_Goal of the exercise_: The records that follow need to be output exactly as they are.

:::::

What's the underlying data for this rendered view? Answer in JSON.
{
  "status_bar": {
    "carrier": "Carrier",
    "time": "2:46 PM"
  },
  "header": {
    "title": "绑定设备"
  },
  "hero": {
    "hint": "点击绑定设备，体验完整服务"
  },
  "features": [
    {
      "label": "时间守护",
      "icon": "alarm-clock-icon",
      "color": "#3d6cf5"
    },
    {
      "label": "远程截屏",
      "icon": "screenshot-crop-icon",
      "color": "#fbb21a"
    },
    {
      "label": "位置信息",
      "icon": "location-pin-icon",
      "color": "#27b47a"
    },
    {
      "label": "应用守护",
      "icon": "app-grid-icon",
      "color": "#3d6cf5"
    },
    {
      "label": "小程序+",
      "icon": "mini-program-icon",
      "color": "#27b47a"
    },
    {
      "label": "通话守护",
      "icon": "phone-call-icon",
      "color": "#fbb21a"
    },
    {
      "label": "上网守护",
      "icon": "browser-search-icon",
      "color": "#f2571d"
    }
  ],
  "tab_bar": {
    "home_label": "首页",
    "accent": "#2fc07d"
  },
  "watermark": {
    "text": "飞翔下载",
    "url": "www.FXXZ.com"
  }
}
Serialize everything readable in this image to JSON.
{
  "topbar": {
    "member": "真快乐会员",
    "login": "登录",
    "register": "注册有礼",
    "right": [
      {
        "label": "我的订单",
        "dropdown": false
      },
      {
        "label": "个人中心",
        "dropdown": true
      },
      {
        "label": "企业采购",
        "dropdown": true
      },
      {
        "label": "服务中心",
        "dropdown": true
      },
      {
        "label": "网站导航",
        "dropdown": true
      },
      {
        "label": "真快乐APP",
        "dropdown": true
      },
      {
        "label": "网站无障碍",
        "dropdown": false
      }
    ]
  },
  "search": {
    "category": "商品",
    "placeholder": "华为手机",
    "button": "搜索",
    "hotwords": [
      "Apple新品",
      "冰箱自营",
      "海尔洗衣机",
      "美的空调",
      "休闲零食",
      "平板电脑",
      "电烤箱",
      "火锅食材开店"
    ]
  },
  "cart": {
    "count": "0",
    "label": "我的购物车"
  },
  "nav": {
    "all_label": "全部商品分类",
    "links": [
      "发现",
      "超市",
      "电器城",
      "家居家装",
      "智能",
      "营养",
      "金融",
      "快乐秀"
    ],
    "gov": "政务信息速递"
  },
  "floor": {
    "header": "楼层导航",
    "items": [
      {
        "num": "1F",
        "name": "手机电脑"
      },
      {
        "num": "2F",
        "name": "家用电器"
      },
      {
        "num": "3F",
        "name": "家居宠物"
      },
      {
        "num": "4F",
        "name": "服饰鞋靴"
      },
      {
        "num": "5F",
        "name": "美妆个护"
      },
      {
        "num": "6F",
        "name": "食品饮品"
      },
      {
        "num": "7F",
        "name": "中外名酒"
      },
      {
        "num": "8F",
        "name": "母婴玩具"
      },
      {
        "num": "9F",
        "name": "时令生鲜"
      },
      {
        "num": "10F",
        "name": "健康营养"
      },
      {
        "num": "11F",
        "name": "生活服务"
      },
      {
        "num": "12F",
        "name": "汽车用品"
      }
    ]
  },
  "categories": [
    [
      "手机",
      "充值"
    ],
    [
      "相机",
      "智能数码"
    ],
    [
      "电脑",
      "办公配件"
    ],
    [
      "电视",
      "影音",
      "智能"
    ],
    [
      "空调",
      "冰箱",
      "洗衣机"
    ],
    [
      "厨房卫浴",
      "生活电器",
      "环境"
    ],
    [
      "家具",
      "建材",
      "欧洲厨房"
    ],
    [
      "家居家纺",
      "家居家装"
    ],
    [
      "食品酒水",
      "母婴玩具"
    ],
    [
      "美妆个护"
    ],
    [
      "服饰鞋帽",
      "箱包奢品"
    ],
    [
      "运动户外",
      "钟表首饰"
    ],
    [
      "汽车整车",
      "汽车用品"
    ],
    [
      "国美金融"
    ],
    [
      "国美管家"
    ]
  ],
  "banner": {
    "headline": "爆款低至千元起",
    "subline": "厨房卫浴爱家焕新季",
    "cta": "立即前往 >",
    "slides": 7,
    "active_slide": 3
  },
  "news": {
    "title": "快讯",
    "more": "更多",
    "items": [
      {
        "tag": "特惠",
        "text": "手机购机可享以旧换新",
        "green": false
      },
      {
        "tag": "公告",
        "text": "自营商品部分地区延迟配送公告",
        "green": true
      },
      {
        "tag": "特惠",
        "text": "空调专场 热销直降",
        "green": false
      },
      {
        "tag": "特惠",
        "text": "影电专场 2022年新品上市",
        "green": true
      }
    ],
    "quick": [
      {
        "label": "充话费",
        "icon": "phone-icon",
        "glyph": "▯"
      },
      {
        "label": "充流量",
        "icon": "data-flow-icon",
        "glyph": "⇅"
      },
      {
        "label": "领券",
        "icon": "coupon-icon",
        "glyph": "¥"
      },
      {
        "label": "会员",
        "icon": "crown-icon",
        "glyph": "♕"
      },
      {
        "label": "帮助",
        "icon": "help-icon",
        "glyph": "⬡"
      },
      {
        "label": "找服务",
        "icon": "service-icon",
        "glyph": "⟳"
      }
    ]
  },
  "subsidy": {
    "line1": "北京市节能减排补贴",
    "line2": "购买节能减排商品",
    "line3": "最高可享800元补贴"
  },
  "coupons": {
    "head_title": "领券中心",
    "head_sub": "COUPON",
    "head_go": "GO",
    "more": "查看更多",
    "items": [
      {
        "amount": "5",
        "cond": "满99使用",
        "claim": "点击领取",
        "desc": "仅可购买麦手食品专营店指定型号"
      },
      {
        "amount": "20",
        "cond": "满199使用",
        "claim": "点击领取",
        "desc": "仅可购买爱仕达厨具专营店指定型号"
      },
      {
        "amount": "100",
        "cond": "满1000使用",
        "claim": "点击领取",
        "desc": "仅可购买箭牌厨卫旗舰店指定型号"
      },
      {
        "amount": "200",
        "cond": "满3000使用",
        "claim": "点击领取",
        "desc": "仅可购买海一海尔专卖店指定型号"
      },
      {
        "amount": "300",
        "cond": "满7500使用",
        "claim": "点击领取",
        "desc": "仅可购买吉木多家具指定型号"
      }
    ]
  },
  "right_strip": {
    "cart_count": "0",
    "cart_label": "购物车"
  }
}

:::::

_Written answer_:
What's the underlying data for this rendered view? Answer in JSON.
{
  "status_bar": {
    "carrier": "Carrier",
    "time": "2:46 PM"
  },
  "header": {
    "title": "绑定设备"
  },
  "hero": {
    "hint": "点击绑定设备，体验完整服务"
  },
  "features": [
    {
      "label": "时间守护",
      "icon": "alarm-clock-icon",
      "color": "#3d6cf5"
    },
    {
      "label": "远程截屏",
      "icon": "screenshot-crop-icon",
      "color": "#fbb21a"
    },
    {
      "label": "位置信息",
      "icon": "location-pin-icon",
      "color": "#27b47a"
    },
    {
      "label": "应用守护",
      "icon": "app-grid-icon",
      "color": "#3d6cf5"
    },
    {
      "label": "小程序+",
      "icon": "mini-program-icon",
      "color": "#27b47a"
    },
    {
      "label": "通话守护",
      "icon": "phone-call-icon",
      "color": "#fbb21a"
    },
    {
      "label": "上网守护",
      "icon": "browser-search-icon",
      "color": "#f2571d"
    }
  ],
  "tab_bar": {
    "home_label": "首页",
    "accent": "#2fc07d"
  },
  "watermark": {
    "text": "飞翔下载",
    "url": "www.FXXZ.com"
  }
}
Serialize everything readable in this image to JSON.
{
  "topbar": {
    "member": "真快乐会员",
    "login": "登录",
    "register": "注册有礼",
    "right": [
      {
        "label": "我的订单",
        "dropdown": false
      },
      {
        "label": "个人中心",
        "dropdown": true
      },
      {
        "label": "企业采购",
        "dropdown": true
      },
      {
        "label": "服务中心",
        "dropdown": true
      },
      {
        "label": "网站导航",
        "dropdown": true
      },
      {
        "label": "真快乐APP",
        "dropdown": true
      },
      {
        "label": "网站无障碍",
        "dropdown": false
      }
    ]
  },
  "search": {
    "category": "商品",
    "placeholder": "华为手机",
    "button": "搜索",
    "hotwords": [
      "Apple新品",
      "冰箱自营",
      "海尔洗衣机",
      "美的空调",
      "休闲零食",
      "平板电脑",
      "电烤箱",
      "火锅食材开店"
    ]
  },
  "cart": {
    "count": "0",
    "label": "我的购物车"
  },
  "nav": {
    "all_label": "全部商品分类",
    "links": [
      "发现",
      "超市",
      "电器城",
      "家居家装",
      "智能",
      "营养",
      "金融",
      "快乐秀"
    ],
    "gov": "政务信息速递"
  },
  "floor": {
    "header": "楼层导航",
    "items": [
      {
        "num": "1F",
        "name": "手机电脑"
      },
      {
        "num": "2F",
        "name": "家用电器"
      },
      {
        "num": "3F",
        "name": "家居宠物"
      },
      {
        "num": "4F",
        "name": "服饰鞋靴"
      },
      {
        "num": "5F",
        "name": "美妆个护"
      },
      {
        "num": "6F",
        "name": "食品饮品"
      },
      {
        "num": "7F",
        "name": "中外名酒"
      },
      {
        "num": "8F",
        "name": "母婴玩具"
      },
      {
        "num": "9F",
        "name": "时令生鲜"
      },
      {
        "num": "10F",
        "name": "健康营养"
      },
      {
        "num": "11F",
        "name": "生活服务"
      },
      {
        "num": "12F",
        "name": "汽车用品"
      }
    ]
  },
  "categories": [
    [
      "手机",
      "充值"
    ],
    [
      "相机",
      "智能数码"
    ],
    [
      "电脑",
      "办公配件"
    ],
    [
      "电视",
      "影音",
      "智能"
    ],
    [
      "空调",
      "冰箱",
      "洗衣机"
    ],
    [
      "厨房卫浴",
      "生活电器",
      "环境"
    ],
    [
      "家具",
      "建材",
      "欧洲厨房"
    ],
    [
      "家居家纺",
      "家居家装"
    ],
    [
      "食品酒水",
      "母婴玩具"
    ],
    [
      "美妆个护"
    ],
    [
      "服饰鞋帽",
      "箱包奢品"
    ],
    [
      "运动户外",
      "钟表首饰"
    ],
    [
      "汽车整车",
      "汽车用品"
    ],
    [
      "国美金融"
    ],
    [
      "国美管家"
    ]
  ],
  "banner": {
    "headline": "爆款低至千元起",
    "subline": "厨房卫浴爱家焕新季",
    "cta": "立即前往 >",
    "slides": 7,
    "active_slide": 3
  },
  "news": {
    "title": "快讯",
    "more": "更多",
    "items": [
      {
        "tag": "特惠",
        "text": "手机购机可享以旧换新",
        "green": false
      },
      {
        "tag": "公告",
        "text": "自营商品部分地区延迟配送公告",
        "green": true
      },
      {
        "tag": "特惠",
        "text": "空调专场 热销直降",
        "green": false
      },
      {
        "tag": "特惠",
        "text": "影电专场 2022年新品上市",
        "green": true
      }
    ],
    "quick": [
      {
        "label": "充话费",
        "icon": "phone-icon",
        "glyph": "▯"
      },
      {
        "label": "充流量",
        "icon": "data-flow-icon",
        "glyph": "⇅"
      },
      {
        "label": "领券",
        "icon": "coupon-icon",
        "glyph": "¥"
      },
      {
        "label": "会员",
        "icon": "crown-icon",
        "glyph": "♕"
      },
      {
        "label": "帮助",
        "icon": "help-icon",
        "glyph": "⬡"
      },
      {
        "label": "找服务",
        "icon": "service-icon",
        "glyph": "⟳"
      }
    ]
  },
  "subsidy": {
    "line1": "北京市节能减排补贴",
    "line2": "购买节能减排商品",
    "line3": "最高可享800元补贴"
  },
  "coupons": {
    "head_title": "领券中心",
    "head_sub": "COUPON",
    "head_go": "GO",
    "more": "查看更多",
    "items": [
      {
        "amount": "5",
        "cond": "满99使用",
        "claim": "点击领取",
        "desc": "仅可购买麦手食品专营店指定型号"
      },
      {
        "amount": "20",
        "cond": "满199使用",
        "claim": "点击领取",
        "desc": "仅可购买爱仕达厨具专营店指定型号"
      },
      {
        "amount": "100",
        "cond": "满1000使用",
        "claim": "点击领取",
        "desc": "仅可购买箭牌厨卫旗舰店指定型号"
      },
      {
        "amount": "200",
        "cond": "满3000使用",
        "claim": "点击领取",
        "desc": "仅可购买海一海尔专卖店指定型号"
      },
      {
        "amount": "300",
        "cond": "满7500使用",
        "claim": "点击领取",
        "desc": "仅可购买吉木多家具指定型号"
      }
    ]
  },
  "right_strip": {
    "cart_count": "0",
    "cart_label": "购物车"
  }
}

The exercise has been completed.